But despite this success, the EDIIP does not propose to increase the number of ATR loops. “Given the significant and cost-effective reliability benefits resulting from the existing ATR loops, combined with technological advances supporting expanded circuit eligibility, Consumers should be increasing ATR loop deployment rather than holding it static,” our comments said.

It is not just coincidental or due to incompetence that the utility focuses on the more expensive equipment replacements over the more cost-effective measures. Consumers Energy, a subsidiary of the publicly-traded company CMS Energy, collects a profit for shareholders on the capital it invests.

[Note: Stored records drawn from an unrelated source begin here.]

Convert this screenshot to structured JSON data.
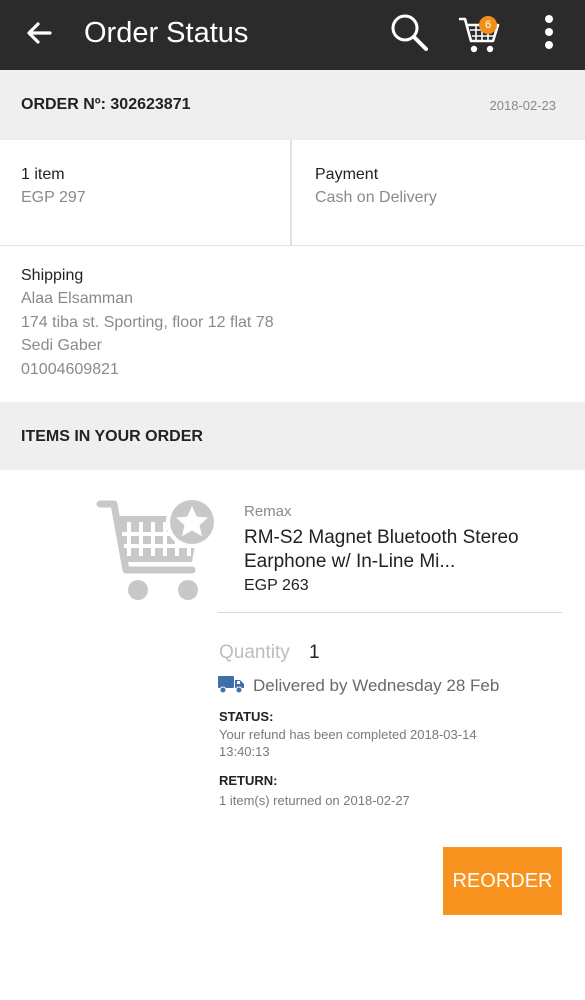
{
  "app_bar": {
    "title": "Order Status",
    "back_icon": "arrow-left-icon",
    "search_icon": "search-icon",
    "cart_icon": "cart-icon",
    "cart_count": "6",
    "menu_icon": "more-vertical-icon",
    "background_color": "#2b2b2b"
  },
  "order": {
    "number_label": "ORDER Nº: 302623871",
    "date": "2018-02-23"
  },
  "summary": {
    "items_label": "1 item",
    "items_total": "EGP 297",
    "payment_label": "Payment",
    "payment_method": "Cash on Delivery"
  },
  "shipping": {
    "label": "Shipping",
    "name": "Alaa Elsamman",
    "address": "174 tiba st. Sporting, floor 12 flat 78",
    "area": "Sedi Gaber",
    "phone": "01004609821"
  },
  "items_section": {
    "title": "ITEMS IN YOUR ORDER"
  },
  "item": {
    "image_icon": "cart-star-placeholder-icon",
    "brand": "Remax",
    "name": "RM-S2 Magnet Bluetooth Stereo Earphone w/ In-Line Mi...",
    "price": "EGP 263",
    "quantity_label": "Quantity",
    "quantity_value": "1",
    "delivery_icon": "truck-icon",
    "delivery_text": "Delivered by Wednesday 28 Feb",
    "status_label": "STATUS:",
    "status_text": "Your refund has been completed 2018-03-14 13:40:13",
    "return_label": "RETURN:",
    "return_text": "1 item(s) returned on 2018-02-27"
  },
  "actions": {
    "reorder_label": "REORDER",
    "accent_color": "#f7931e"
  }
}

The more capital, the more profit, so the more expensive the grid, the better for shareholders, if the utility can win regulatory approval to pass those capital investment costs to ratepayers. The utility has talked about its spending spree on the grid as a financial opportunity for shareholders before, and it is using the EDIIP to do so again. In a November 2023 presentation for investors, CMS described the EDIIP as a “capital investment opportunity.”

Our comments conclude that the MPSC should find that the EDIIP is flawed and “proactively and unequivocally disavow that it has ‘approved’ any spending proposals or other aspects of this (or any prior) EDIIP.” That step is important to ensure that Consumers Energy does not try to use the plan as a foundation to win regulatory approval for future rate increases. Next, the MPSC “should direct the utility to present more robust and credible plans “that would articulate how each program will achieve the claimed benefits and at what cost,” our comments said.